Data presented today at EULAR 2013, the Annual Congress of the European League Against Rheumatism, demonstrate that indicators of depression are stronger predictors of work disability in early arthritis than disease activity or response to therapy.
The study showed that in a multivariable analysis none of the arthritis activity measures or cardiovascular, metabolic or pulmonary diseases investigated were associated with early retirement, yet a single depression statement “having little pleasure or interest in doing things most of the days during the past 2 weeks” identified those patients more likely to request disability pension.
“Our findings demonstrate that whether or not patients with early arthritis consider applying for disability pension is more dependent on mental conditions than disease activity. As arthritis has a significant financial impact on patients and society, well-directed attention on well-being in the early stages of disease may help patients remain in the workforce”, commented lead author of the study Professor Angela Zink, Head of the Epidemiology Unit at the German Rheumatism Research Centre in Berlin.
Musculoskeletal diseases affect at least 100 million people in Europe, accounting for one half of all European absences from work and 60% of work incapacity. If inadequately managed, they represent a significant economic burden on European society, estimated to be up to 2% of GDP.2
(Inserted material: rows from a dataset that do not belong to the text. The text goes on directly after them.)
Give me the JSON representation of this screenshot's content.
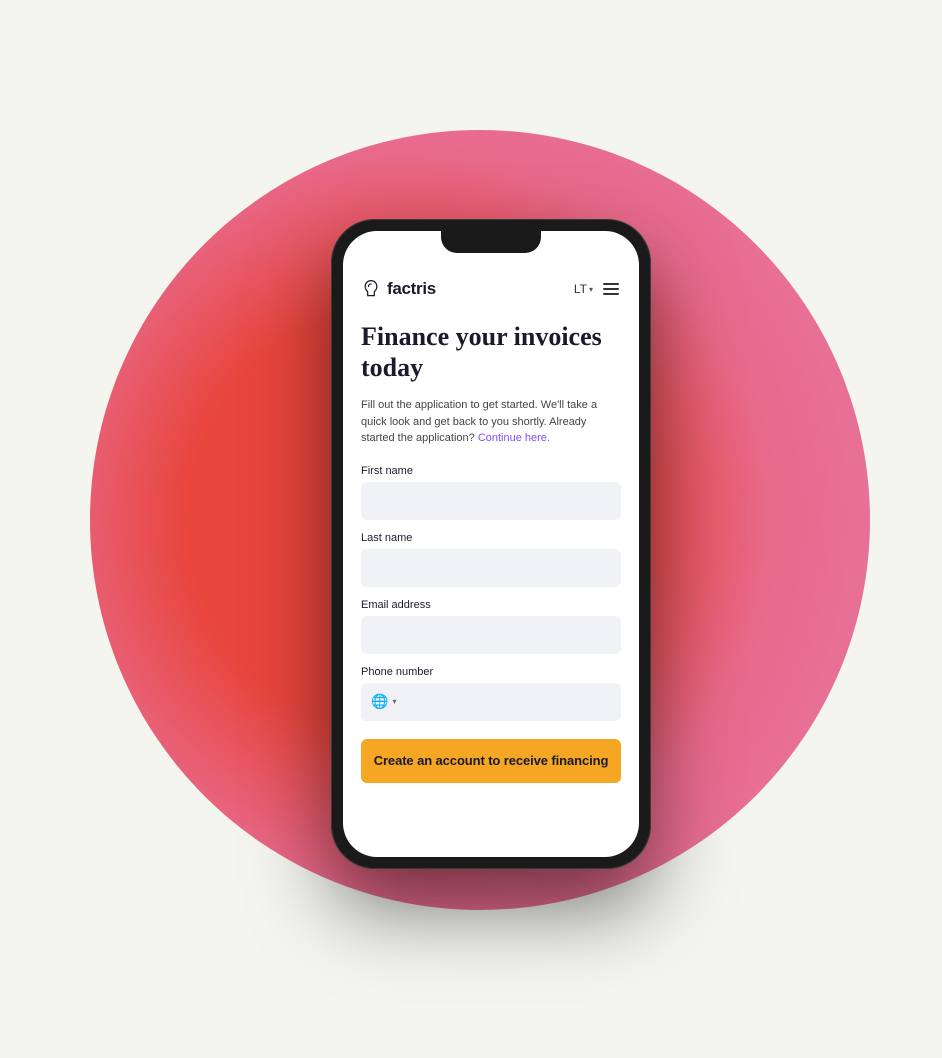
{
  "background": {
    "blob_color_start": "#e8453c",
    "blob_color_end": "#e87aaa"
  },
  "phone": {
    "screen": {
      "navbar": {
        "logo_text": "factris",
        "lang": "LT",
        "lang_aria": "language selector"
      },
      "hero": {
        "title": "Finance your invoices today"
      },
      "description": {
        "text_before": "Fill out the application to get started. We'll take a quick look and get back to you shortly. Already started the application?",
        "link_text": "Continue here."
      },
      "form": {
        "first_name_label": "First name",
        "first_name_placeholder": "",
        "last_name_label": "Last name",
        "last_name_placeholder": "",
        "email_label": "Email address",
        "email_placeholder": "",
        "phone_label": "Phone number",
        "phone_placeholder": "",
        "submit_label": "Create an account to receive financing"
      }
    }
  }
}
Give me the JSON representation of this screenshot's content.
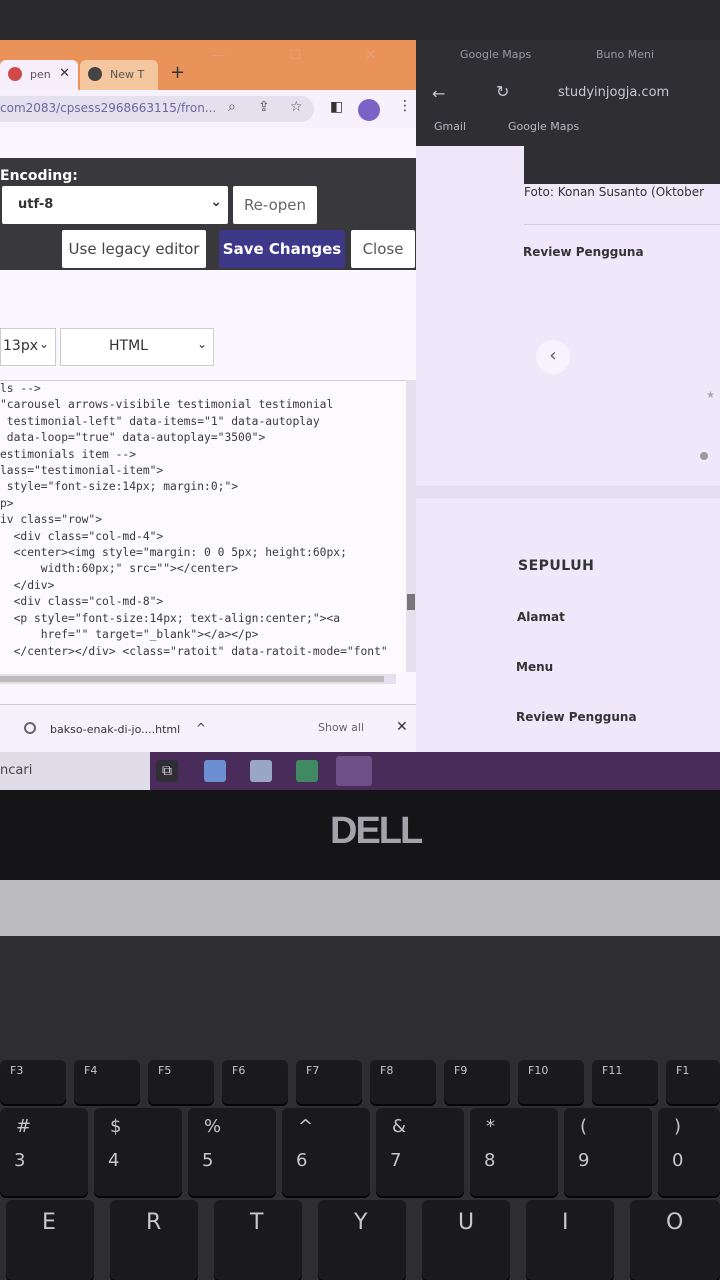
{
  "left_browser": {
    "tabs": [
      {
        "label": "pen",
        "close": "✕"
      },
      {
        "label": "New T",
        "close": ""
      }
    ],
    "new_tab": "+",
    "window_controls": "— ☐ ✕",
    "url": "com2083/cpsess2968663115/fron...",
    "editor": {
      "encoding_label": "Encoding:",
      "encoding_value": "utf-8",
      "reopen": "Re-open",
      "legacy": "Use legacy editor",
      "save": "Save Changes",
      "close": "Close",
      "font_size": "13px",
      "mode": "HTML"
    },
    "code_lines": [
      "ls -->",
      "\"carousel arrows-visibile testimonial testimonial",
      " testimonial-left\" data-items=\"1\" data-autoplay",
      " data-loop=\"true\" data-autoplay=\"3500\">",
      "",
      "estimonials item -->",
      "lass=\"testimonial-item\">",
      " style=\"font-size:14px; margin:0;\">",
      "p>",
      "iv class=\"row\">",
      "  <div class=\"col-md-4\">",
      "  <center><img style=\"margin: 0 0 5px; height:60px;",
      "      width:60px;\" src=\"\"></center>",
      "  </div>",
      "  <div class=\"col-md-8\">",
      "  <p style=\"font-size:14px; text-align:center;\"><a",
      "      href=\"\" target=\"_blank\"></a></p>",
      "  </center></div> <class=\"ratoit\" data-ratoit-mode=\"font\""
    ],
    "download": {
      "filename": "bakso-enak-di-jo....html",
      "show_all": "Show all",
      "close": "✕"
    }
  },
  "right_browser": {
    "tabs": [
      "Google Maps",
      "Buno Meni"
    ],
    "url": "studyinjogja.com",
    "bookmarks": [
      "Gmail",
      "Google Maps"
    ],
    "photo_credit": "Foto: Konan Susanto (Oktober",
    "review1": "Review Pengguna",
    "prev_arrow": "‹",
    "heading": "SEPULUH",
    "alamat": "Alamat",
    "menu": "Menu",
    "review2": "Review Pengguna"
  },
  "taskbar": {
    "search": "ncari"
  },
  "laptop": {
    "brand": "DELL",
    "fkeys": [
      "F3",
      "F4",
      "F5",
      "F6",
      "F7",
      "F8",
      "F9",
      "F10",
      "F11",
      "F1"
    ],
    "number_keys": [
      {
        "top": "#",
        "bottom": "3"
      },
      {
        "top": "$",
        "bottom": "4"
      },
      {
        "top": "%",
        "bottom": "5"
      },
      {
        "top": "^",
        "bottom": "6"
      },
      {
        "top": "&",
        "bottom": "7"
      },
      {
        "top": "*",
        "bottom": "8"
      },
      {
        "top": "(",
        "bottom": "9"
      },
      {
        "top": ")",
        "bottom": "0"
      }
    ],
    "letter_keys": [
      "E",
      "R",
      "T",
      "Y",
      "U",
      "I",
      "O"
    ]
  },
  "colors": {
    "save_button": "#3e3888",
    "tab_bar": "#e9935a",
    "taskbar": "#4a2c5a"
  }
}
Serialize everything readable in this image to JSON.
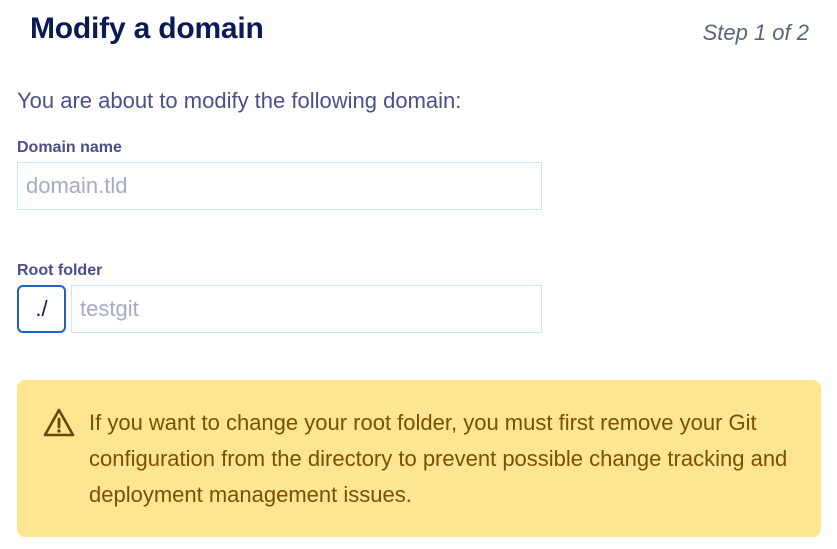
{
  "header": {
    "title": "Modify a domain",
    "step": "Step 1 of 2"
  },
  "form": {
    "intro": "You are about to modify the following domain:",
    "domain_label": "Domain name",
    "domain_value": "domain.tld",
    "root_label": "Root folder",
    "root_prefix": "./",
    "root_value": "testgit"
  },
  "warning": {
    "icon": "warning-triangle-icon",
    "text": "If you want to change your root folder, you must first remove your Git configuration from the directory to prevent possible change tracking and deployment management issues."
  },
  "colors": {
    "title": "#0b1a55",
    "accent_border": "#1f62c7",
    "warning_bg": "#fde68f",
    "warning_text": "#7a4f06"
  }
}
Patients had symptom duration of 13 +7 weeks, 67% were rheumatoid factor (RF) and/or anti-citrullinated protein antibody (ACPA)-positive, 65% fulfilled the new ACR-EULAR RA criteria* at baseline and 87% took disease-modifying antirheumatic drugs (DMARDs) at 12 months. Within one year of care, 21% of patients with indicators of moderate depression and 45% of those with severe depression had considered or entered early retirement.